The remotely monitored patients were slightly more likely to visit the hospital, but this difference was statistically insignificant. Remotely monitored patients who were hospitalized had a shorter average length of hospital stay, 3.3 days vs four days, a statistically significant 18% reduction saving of about $1659 per hospitalization per patient and over a million dollars for the entire study.

Crossley said that the reduction in hospitalization was most likely due to the ability of remote monitoring to catch atrial fibrillation, especially people with atrial fibrillation with rapid ventricular response, earlier in the progression of the disease. "The magnitude of the saving over the course of the study was not huge, but for those patients who were hospitalized, it was significant." Previous studies have shown that remote monitoring saves money by reducing doctor's office visits.

Crossley said that the delay to hospitalization for new-onset atrial fibrillation, even in the remote-monitoring group, was his "big disappointment in the study."

Commenting on the delays to decision for atrial-fibrillation patients, Dr John Miller (Indiana University School of Medicine, Indianapolis) pointed out that some of the other device alerts triggered much more rapid responses and suggested that the often-slow response to the onset of atrial fibrillation "is our problem in taking a more laissez-faire attitude to those patients." Crossley said, "That four-day period from the onset of afib to deciding what to do about afib is a problem and gives us a real opportunity for using best practices to move that to where it ought to be."

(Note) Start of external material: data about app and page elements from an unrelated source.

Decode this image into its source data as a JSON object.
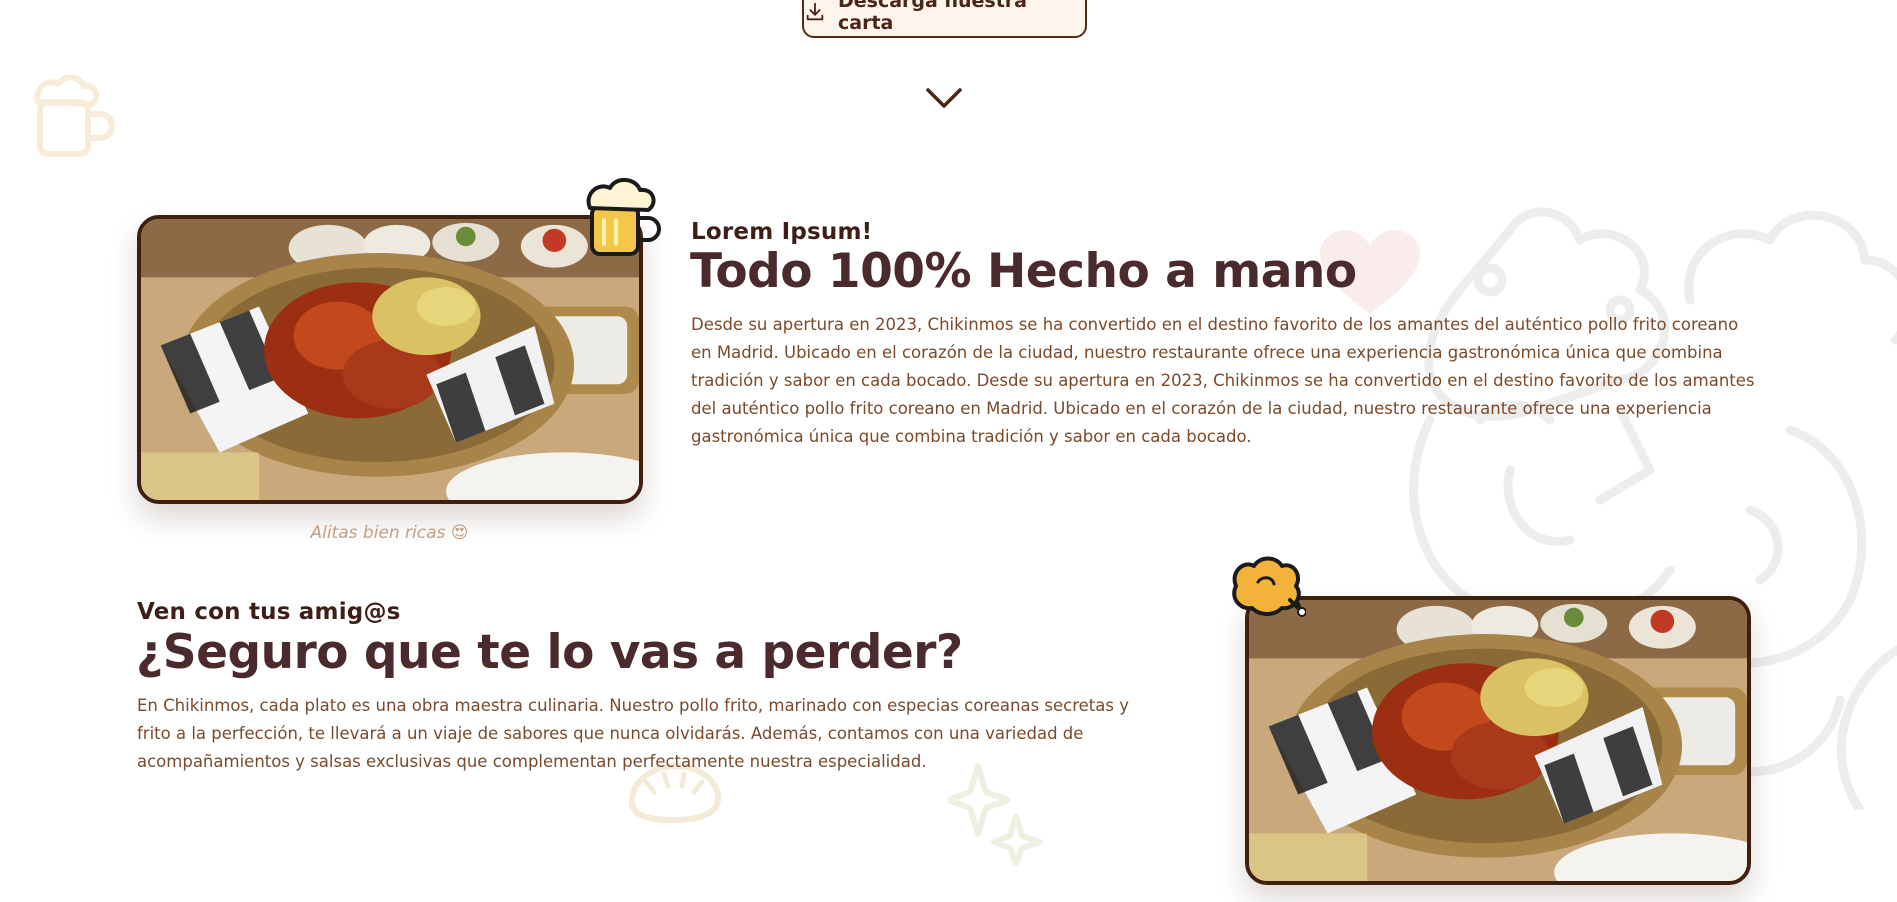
{
  "download_button": {
    "label": "Descarga nuestra carta",
    "icon": "download-icon"
  },
  "scroll_indicator": {
    "icon": "chevron-down-icon"
  },
  "section_handmade": {
    "kicker": "Lorem Ipsum!",
    "title": "Todo 100% Hecho a mano",
    "body": "Desde su apertura en 2023, Chikinmos se ha convertido en el destino favorito de los amantes del auténtico pollo frito coreano en Madrid. Ubicado en el corazón de la ciudad, nuestro restaurante ofrece una experiencia gastronómica única que combina tradición y sabor en cada bocado. Desde su apertura en 2023, Chikinmos se ha convertido en el destino favorito de los amantes del auténtico pollo frito coreano en Madrid. Ubicado en el corazón de la ciudad, nuestro restaurante ofrece una experiencia gastronómica única que combina tradición y sabor en cada bocado.",
    "image_caption": "Alitas bien ricas 😍",
    "sticker_icon": "beer-mug-icon"
  },
  "section_friends": {
    "kicker": "Ven con tus amig@s",
    "title": "¿Seguro que te lo vas a perder?",
    "body": "En Chikinmos, cada plato es una obra maestra culinaria. Nuestro pollo frito, marinado con especias coreanas secretas y frito a la perfección, te llevará a un viaje de sabores que nunca olvidarás. Además, contamos con una variedad de acompañamientos y salsas exclusivas que complementan perfectamente nuestra especialidad.",
    "sticker_icon": "fried-chicken-icon"
  },
  "colors": {
    "brand_dark": "#3e1f10",
    "heading": "#4a2a2c",
    "body": "#7a4a2a",
    "button_bg": "#fdf5ec",
    "caption": "#c29f84"
  }
}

The CONNECT trial is sponsored by Medtronic. Crossley disclosed that he has significant research and consulting arrangements with Medtronic and a research agreement with St Jude and that he is a speaker for Medtronic and Boston Scientific.